In the entries below, count every line with the word "letter". Return only the count.

Segment Open

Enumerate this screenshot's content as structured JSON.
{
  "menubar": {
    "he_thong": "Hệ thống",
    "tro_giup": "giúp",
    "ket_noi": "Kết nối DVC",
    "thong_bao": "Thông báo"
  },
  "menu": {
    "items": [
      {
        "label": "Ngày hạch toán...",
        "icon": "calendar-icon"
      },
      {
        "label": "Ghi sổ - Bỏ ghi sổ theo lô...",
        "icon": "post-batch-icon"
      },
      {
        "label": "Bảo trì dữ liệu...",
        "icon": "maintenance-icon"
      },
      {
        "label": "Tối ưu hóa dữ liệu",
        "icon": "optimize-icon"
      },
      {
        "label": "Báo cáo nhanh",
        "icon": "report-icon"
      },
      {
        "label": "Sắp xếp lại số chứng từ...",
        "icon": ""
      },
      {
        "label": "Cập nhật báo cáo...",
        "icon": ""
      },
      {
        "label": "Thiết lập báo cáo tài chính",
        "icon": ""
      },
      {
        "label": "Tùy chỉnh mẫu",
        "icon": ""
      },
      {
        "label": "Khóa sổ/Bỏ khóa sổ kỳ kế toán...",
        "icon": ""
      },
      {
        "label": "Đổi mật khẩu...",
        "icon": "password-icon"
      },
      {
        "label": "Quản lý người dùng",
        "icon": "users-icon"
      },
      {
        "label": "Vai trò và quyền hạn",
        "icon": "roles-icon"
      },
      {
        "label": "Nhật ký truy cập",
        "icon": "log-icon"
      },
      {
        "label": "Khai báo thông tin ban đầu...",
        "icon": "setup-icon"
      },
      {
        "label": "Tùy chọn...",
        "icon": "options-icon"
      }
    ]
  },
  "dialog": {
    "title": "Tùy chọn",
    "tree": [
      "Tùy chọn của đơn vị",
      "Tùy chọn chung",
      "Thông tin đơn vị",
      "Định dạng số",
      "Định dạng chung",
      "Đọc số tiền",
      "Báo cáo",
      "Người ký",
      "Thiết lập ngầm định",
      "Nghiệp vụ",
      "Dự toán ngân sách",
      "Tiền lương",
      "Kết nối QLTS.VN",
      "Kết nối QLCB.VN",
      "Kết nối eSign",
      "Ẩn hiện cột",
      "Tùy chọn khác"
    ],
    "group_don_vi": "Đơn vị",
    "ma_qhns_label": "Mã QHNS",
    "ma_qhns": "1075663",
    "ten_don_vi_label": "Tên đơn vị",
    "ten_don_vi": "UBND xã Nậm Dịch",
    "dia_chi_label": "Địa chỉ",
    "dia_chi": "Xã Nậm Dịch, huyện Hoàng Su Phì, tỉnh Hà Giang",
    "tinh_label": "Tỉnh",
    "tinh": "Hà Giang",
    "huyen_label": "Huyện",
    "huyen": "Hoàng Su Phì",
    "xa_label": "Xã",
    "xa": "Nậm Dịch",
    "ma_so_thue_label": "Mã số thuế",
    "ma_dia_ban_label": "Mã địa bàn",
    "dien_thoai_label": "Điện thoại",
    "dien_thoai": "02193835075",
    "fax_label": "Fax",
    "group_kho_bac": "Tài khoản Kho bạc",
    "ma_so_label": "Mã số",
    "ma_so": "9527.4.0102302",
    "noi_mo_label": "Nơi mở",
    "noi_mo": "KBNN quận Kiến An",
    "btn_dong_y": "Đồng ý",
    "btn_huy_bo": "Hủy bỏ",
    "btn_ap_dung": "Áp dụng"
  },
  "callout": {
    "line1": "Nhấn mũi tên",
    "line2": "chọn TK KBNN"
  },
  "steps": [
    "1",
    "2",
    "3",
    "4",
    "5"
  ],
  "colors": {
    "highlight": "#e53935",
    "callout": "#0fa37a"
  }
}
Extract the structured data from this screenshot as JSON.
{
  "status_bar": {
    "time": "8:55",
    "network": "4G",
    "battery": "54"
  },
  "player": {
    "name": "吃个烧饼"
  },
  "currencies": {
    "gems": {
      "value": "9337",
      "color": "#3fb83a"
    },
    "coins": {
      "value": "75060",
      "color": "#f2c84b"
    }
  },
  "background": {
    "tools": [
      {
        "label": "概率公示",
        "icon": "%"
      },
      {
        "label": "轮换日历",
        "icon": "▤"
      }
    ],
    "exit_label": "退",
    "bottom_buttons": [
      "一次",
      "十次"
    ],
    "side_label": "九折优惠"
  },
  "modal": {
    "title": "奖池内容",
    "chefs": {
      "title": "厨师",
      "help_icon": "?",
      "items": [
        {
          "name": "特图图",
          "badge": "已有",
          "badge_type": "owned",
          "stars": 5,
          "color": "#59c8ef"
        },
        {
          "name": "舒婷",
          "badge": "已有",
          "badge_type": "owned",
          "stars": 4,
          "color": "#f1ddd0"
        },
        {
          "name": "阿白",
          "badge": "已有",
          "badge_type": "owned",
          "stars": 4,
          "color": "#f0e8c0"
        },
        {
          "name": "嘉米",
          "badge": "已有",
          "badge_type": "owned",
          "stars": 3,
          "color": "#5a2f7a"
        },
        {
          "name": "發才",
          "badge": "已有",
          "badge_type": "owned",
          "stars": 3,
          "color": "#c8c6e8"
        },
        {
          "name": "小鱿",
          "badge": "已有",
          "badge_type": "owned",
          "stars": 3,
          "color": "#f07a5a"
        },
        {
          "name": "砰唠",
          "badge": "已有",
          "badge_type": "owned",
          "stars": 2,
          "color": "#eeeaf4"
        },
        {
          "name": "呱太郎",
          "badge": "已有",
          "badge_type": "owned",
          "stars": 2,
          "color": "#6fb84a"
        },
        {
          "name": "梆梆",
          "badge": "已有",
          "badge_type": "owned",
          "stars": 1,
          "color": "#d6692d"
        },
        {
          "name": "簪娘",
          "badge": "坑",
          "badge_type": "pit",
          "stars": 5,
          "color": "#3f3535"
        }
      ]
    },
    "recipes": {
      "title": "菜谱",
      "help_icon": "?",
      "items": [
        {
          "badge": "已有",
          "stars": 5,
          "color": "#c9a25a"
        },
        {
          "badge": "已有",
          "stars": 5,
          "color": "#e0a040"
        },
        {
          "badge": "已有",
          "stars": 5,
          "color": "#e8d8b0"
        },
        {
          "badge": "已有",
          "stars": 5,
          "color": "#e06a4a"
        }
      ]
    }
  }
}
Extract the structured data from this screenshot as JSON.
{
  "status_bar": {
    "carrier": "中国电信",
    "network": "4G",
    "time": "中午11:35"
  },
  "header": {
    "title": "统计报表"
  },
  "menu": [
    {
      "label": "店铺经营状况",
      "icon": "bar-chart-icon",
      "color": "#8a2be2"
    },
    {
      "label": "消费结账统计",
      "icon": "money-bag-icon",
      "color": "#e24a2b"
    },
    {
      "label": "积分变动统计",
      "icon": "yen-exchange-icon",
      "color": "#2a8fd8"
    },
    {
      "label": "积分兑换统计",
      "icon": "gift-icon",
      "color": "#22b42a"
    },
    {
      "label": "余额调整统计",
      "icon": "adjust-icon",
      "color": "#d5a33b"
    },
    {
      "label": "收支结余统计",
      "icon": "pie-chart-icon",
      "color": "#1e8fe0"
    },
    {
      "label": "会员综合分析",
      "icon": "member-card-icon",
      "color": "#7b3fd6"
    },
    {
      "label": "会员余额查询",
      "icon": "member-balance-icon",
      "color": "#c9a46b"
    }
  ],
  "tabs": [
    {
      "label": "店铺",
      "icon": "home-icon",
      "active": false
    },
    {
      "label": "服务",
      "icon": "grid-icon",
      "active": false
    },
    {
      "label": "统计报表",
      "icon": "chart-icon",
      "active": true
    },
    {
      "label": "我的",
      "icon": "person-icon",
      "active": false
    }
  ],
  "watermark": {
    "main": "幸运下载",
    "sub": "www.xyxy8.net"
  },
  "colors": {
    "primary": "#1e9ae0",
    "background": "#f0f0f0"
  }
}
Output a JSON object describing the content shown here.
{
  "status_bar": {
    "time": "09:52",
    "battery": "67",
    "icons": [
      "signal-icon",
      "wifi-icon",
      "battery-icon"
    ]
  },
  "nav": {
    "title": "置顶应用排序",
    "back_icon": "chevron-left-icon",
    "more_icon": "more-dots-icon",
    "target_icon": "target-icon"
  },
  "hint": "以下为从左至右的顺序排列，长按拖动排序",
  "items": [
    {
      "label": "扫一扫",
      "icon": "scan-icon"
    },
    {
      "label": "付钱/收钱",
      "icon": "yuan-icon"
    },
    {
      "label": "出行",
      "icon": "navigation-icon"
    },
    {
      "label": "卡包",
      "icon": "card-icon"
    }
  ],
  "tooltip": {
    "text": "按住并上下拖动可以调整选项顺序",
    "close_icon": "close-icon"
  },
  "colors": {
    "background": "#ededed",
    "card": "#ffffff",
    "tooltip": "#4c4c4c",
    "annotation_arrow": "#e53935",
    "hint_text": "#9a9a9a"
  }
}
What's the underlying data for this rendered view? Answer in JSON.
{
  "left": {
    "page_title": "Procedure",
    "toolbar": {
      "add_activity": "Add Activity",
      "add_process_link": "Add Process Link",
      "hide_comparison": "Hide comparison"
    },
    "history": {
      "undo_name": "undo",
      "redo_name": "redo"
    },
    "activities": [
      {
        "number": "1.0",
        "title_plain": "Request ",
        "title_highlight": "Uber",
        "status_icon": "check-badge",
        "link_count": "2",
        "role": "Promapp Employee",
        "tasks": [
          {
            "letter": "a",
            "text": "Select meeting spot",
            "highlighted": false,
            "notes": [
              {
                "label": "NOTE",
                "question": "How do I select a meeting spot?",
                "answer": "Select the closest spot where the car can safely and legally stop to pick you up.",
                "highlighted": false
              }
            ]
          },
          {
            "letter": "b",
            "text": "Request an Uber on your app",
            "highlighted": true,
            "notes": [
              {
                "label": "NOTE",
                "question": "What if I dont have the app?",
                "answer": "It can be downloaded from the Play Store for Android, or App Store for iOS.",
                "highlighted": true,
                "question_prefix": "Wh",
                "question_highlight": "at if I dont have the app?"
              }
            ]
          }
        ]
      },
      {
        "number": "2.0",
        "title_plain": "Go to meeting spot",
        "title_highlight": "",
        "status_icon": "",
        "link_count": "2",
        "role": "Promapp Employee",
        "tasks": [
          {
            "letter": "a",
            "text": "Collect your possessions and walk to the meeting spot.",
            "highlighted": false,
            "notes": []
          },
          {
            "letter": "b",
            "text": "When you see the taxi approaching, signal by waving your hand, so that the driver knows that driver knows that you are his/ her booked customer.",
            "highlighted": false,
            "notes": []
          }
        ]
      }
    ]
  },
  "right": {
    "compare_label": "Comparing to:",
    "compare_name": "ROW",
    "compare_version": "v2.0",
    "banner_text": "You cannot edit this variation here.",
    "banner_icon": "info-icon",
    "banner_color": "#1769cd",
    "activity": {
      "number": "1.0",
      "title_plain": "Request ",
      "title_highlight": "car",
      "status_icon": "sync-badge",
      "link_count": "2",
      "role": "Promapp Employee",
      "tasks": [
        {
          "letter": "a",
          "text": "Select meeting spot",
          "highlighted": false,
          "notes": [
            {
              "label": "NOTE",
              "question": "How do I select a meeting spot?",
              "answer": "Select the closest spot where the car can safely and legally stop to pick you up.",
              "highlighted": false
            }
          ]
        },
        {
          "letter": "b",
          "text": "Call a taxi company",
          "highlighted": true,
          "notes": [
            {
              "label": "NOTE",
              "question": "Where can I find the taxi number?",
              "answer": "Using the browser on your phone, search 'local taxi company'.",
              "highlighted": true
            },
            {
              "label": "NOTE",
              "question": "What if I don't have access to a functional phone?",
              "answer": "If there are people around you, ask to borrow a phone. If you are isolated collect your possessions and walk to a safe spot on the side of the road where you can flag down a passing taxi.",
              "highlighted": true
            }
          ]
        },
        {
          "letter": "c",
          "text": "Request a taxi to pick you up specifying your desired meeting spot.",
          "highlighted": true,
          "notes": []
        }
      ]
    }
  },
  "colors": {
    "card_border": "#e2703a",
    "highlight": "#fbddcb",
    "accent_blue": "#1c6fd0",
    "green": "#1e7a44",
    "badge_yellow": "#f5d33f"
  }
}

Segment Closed

• [SOLUTION TO THIS PROBLEM]
7